How to choose your 16-reg car

There are usually two big considerations you need to make when choosing your next car: will it suit your lifestyle? And how much will it cost to run?

First you must decide what shape you need, be it a compact hatchback, a luxurious saloon, or a spacious crossover.

Once you have a few ideas, browse the Parkers review section to find out whether they are suitable. We have a comprehensive library of reviews and road tests which will give you all the information you need about which model, engine and trim is right for you.

The next step is to give your favourite cars a thorough test drive. Make sure you take pushchairs, golf bags, cycle carriers and anything else that you regularly use to make sure they fit. Bring the family to make sure they fit and are comfortable in the car.

Do the sums

One of the biggest questions when buying a new car is whether to go for petrol or diesel. As a general rule, diesels are more expensive to buy, and historically you’ll pay more per litre at the pumps too, although this has changed over recent months, especially at supermarket forecourts.

Diesels use less fuel and are usually cheaper to tax due to lower CO2 emissions, and often hold their value better when the time comes to sell.

It all comes down to mileage – if you do a lot of long journeys, such as a long commute, then diesel is probably the better bet. Anything over 10,000 miles a year is the general rule in order to make up for the price premium. For shorter journeys and city driving a petrol engine is probably the right choice.

The Parkers Cost of Motoring tool takes everything into account, from depreciation to servicing and fuel costs, to help you set a budget.

It is likely that you will already have an idea of how you will pay for the car before you visit the garage, be it an outright purchase, a finance or a lease. However, it’s a good idea to keep an open mind because you might find a good deal when you get there.

Shop around to give yourself a strong negotiating position. If you find the car cheaper elsewhere then the dealer may match the offer or even give you a better deal.

If you’re considering buying your new car on finance, make sure you visit our finance section for a quote - we work with over 20 lenders to give our customers access to more than 100 different lending options.

There are lots of new car finance deals around at the moment, some which include free insurance and servicing, zero-percent APR or low deposits. Make sure you shop around to find a good deal. To check out our pick of the best deals this week click here.

If you are trading your old car in, make sure you use the Parkers valuation tool to see how much it is worth before accepting an offer. You can select the year, engine type, and trim to find out exactly how much your car is worth, and how much you should expect to get for it at a garage.

Still undecided whether to buy new or used? Our article here looks at the pros and cons of buying a new car on finance vs a three-year-old used car with cash.

Buy at the right time

New car prices change throughout the year. If you want an off-roader then buy when the weather is warm to get a bargain. Don’t look for a convertible in the height of summer unless you want to pay a premium for it.

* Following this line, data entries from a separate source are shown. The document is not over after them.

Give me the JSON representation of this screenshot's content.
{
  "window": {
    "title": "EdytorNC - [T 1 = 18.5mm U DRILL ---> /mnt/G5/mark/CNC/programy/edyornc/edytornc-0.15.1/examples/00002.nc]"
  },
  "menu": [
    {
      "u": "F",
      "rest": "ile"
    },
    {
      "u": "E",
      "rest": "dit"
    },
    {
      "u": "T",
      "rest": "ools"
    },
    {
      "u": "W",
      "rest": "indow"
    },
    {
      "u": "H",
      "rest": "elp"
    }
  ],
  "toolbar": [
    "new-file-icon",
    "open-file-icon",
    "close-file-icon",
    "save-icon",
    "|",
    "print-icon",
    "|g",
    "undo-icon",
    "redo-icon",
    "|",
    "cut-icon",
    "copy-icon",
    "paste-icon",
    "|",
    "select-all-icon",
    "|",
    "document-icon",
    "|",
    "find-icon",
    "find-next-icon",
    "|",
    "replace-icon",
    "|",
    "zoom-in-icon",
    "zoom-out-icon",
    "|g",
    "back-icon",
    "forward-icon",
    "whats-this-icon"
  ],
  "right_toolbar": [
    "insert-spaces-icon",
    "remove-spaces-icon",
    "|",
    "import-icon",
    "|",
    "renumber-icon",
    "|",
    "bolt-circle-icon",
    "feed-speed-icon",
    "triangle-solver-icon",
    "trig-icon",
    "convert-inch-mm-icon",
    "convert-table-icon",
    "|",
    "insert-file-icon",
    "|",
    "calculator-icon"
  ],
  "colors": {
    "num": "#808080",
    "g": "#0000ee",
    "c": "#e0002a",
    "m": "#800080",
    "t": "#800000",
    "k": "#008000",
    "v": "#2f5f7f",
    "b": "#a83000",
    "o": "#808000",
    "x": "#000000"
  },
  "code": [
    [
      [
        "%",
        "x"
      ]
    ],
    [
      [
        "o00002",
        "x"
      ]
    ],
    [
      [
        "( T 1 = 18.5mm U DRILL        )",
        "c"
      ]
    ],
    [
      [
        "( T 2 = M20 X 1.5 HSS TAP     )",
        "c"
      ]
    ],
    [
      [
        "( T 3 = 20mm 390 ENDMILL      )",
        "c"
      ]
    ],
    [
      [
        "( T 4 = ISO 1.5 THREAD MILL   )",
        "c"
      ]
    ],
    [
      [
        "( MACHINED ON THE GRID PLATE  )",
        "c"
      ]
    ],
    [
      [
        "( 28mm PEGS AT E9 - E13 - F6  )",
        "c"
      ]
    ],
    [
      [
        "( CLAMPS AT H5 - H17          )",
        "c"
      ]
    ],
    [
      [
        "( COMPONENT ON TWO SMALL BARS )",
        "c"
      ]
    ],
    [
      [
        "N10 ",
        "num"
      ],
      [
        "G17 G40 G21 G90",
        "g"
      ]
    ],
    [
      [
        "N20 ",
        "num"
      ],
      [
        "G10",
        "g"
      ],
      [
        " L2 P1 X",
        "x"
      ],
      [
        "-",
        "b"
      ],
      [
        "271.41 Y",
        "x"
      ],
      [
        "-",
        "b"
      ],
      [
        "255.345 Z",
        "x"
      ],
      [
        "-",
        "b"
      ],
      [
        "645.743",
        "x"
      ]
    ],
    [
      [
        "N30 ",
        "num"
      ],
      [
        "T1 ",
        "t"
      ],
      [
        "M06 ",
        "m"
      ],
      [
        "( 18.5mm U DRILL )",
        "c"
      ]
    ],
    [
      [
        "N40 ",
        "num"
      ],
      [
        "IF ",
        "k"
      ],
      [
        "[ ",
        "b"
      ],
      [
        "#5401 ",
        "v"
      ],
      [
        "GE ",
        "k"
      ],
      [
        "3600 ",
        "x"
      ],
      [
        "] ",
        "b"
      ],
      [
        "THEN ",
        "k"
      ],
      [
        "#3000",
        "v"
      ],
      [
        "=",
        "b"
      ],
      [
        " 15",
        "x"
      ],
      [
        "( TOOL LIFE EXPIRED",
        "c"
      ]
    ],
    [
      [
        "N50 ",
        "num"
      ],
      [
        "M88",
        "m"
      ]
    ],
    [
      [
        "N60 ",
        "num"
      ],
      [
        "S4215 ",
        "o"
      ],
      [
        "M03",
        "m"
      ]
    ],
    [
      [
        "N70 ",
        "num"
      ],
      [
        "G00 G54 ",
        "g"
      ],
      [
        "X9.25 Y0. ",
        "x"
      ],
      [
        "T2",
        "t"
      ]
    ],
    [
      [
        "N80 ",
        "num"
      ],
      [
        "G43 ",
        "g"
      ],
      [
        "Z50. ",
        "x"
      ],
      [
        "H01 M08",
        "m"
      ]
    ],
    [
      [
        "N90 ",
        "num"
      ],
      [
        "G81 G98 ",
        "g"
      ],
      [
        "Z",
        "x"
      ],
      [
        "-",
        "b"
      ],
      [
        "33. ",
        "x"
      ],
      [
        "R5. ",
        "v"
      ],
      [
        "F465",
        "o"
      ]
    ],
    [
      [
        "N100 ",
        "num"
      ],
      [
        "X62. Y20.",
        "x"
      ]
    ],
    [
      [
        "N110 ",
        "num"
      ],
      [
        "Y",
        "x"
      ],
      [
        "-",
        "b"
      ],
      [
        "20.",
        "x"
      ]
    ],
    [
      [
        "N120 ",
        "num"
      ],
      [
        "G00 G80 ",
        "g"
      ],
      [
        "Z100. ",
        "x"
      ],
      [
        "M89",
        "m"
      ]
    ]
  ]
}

Think like a salesman. By buying in the last few days of the month or quarter, as impending sales-target deadlines draw nearer, you may find it easier to negotiate a discount.

Another factor that affects new car prices is the arrival of new number plates. While it is true that you can snap up a last minute 65-plate bargain before the 16-plate comes in, bear in mind though that your new car will already look a year older than one registered a month or two later, and this will affect its resale value.

You can also take advantage of a good deal when a new model is about to hit the showrooms. Garages are keen to clear out their old stock to make room for a replacement or facelifted version, such as the Citroen DS 3, which is due to be replaced by a new-generation model soon. 

Need more help picking your next new car? These articles may help: 

Top 10 affordable fast cars

Top five long-range estates

Top 10 cars for under £14k

Car finance: which option is right for you?

Top 10 cars for £150 a month